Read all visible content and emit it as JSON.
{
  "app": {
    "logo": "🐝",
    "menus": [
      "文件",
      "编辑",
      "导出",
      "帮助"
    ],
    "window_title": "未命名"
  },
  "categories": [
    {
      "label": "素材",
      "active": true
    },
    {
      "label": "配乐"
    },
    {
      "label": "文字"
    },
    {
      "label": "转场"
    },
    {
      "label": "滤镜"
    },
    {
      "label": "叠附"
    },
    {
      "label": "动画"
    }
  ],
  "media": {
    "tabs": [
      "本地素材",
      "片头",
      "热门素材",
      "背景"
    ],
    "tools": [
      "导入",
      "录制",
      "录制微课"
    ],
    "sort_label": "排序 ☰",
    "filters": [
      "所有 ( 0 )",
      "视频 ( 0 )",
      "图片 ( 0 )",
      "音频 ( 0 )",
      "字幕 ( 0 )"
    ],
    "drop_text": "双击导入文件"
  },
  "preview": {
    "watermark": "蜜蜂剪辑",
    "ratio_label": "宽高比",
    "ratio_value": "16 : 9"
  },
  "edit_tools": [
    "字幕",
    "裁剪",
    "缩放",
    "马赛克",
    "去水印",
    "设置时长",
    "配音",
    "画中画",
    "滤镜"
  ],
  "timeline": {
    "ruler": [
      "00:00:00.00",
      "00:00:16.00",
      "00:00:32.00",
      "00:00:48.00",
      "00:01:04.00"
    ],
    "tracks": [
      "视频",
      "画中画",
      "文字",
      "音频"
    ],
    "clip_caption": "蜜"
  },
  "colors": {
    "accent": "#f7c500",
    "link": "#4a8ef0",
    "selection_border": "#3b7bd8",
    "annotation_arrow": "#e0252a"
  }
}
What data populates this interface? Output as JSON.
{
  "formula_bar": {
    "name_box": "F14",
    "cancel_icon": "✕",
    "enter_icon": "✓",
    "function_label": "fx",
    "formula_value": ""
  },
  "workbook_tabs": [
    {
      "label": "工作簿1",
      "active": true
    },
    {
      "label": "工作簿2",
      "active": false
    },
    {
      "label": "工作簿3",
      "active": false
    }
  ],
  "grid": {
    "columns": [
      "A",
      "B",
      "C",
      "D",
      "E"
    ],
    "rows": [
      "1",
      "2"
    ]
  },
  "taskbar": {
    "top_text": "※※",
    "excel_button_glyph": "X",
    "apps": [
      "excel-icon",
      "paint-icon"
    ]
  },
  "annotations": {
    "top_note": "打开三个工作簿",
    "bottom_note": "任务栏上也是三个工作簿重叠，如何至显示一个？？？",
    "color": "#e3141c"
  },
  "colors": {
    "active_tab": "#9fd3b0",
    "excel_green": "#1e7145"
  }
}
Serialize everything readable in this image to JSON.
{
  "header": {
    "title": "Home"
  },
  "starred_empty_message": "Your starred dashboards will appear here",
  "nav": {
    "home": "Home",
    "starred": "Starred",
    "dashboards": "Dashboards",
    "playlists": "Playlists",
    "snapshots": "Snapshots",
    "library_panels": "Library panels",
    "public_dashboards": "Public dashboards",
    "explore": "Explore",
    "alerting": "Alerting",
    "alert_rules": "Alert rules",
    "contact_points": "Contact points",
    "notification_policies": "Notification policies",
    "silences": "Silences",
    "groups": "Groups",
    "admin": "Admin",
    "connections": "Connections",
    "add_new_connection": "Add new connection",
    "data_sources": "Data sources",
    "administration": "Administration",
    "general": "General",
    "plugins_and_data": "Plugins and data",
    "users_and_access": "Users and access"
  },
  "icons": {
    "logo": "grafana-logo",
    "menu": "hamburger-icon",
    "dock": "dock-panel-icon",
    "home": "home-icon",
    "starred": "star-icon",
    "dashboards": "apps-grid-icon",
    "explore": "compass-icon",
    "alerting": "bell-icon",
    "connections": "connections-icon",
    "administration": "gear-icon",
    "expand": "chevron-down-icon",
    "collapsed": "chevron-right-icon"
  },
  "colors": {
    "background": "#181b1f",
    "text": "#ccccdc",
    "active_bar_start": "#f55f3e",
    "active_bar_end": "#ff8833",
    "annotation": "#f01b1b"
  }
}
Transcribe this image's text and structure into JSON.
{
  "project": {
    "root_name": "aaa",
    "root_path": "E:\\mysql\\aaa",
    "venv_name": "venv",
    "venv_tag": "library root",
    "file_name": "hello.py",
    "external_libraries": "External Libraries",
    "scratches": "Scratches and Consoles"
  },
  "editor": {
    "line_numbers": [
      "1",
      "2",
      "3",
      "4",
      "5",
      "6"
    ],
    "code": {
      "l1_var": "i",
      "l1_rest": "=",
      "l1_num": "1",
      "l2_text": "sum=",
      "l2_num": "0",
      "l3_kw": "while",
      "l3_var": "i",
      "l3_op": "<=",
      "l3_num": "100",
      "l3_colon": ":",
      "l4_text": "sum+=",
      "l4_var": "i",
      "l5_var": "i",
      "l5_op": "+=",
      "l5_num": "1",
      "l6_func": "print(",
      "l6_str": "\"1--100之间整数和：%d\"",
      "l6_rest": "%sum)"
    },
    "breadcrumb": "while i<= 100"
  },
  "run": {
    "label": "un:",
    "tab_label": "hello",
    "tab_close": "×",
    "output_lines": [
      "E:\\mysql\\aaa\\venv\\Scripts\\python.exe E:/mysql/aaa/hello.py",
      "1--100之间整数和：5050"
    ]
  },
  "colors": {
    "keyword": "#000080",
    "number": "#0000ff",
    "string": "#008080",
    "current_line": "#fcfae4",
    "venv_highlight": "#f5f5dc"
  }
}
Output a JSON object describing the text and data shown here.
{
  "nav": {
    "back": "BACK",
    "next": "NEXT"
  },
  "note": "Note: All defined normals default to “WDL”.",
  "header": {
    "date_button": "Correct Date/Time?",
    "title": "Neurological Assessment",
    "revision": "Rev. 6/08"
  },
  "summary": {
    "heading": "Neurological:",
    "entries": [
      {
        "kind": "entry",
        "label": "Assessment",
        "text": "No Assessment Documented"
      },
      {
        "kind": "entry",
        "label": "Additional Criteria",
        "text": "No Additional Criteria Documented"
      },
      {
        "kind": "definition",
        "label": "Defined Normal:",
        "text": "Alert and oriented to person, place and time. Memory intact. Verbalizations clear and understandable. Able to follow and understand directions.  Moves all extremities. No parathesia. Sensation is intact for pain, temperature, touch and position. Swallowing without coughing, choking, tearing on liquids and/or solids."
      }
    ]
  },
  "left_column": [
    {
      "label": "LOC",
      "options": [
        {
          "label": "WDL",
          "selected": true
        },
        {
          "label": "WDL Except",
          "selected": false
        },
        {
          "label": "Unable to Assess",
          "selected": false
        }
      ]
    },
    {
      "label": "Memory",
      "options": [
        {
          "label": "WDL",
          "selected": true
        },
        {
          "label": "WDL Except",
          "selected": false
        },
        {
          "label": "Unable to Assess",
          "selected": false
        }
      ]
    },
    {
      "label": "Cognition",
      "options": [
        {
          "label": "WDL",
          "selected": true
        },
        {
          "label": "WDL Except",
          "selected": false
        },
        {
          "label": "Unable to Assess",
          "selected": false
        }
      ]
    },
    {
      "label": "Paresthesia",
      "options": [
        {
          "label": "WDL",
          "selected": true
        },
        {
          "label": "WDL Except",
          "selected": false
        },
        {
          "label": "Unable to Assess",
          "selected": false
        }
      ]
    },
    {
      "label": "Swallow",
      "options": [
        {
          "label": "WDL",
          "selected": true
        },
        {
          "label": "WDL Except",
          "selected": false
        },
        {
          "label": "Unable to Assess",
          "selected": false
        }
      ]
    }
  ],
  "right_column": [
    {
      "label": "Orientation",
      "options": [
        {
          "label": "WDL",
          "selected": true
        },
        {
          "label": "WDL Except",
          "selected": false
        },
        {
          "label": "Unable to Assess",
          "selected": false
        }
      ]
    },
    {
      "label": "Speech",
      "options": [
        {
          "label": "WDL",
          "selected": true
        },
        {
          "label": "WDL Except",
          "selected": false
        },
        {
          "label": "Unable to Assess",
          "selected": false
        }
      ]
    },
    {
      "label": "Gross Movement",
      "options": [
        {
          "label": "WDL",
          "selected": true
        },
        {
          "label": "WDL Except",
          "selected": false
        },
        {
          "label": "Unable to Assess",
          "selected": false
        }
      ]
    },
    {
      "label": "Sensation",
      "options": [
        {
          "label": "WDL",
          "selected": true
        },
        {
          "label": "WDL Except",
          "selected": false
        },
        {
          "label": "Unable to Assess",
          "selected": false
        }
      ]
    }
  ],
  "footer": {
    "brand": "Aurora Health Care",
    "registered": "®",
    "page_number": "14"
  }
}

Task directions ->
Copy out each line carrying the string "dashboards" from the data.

Result of the exercise ->
  "starred_empty_message": "Your starred dashboards will appear here",
    "dashboards": "Dashboards",
    "public_dashboards": "Public dashboards",
    "dashboards": "apps-grid-icon",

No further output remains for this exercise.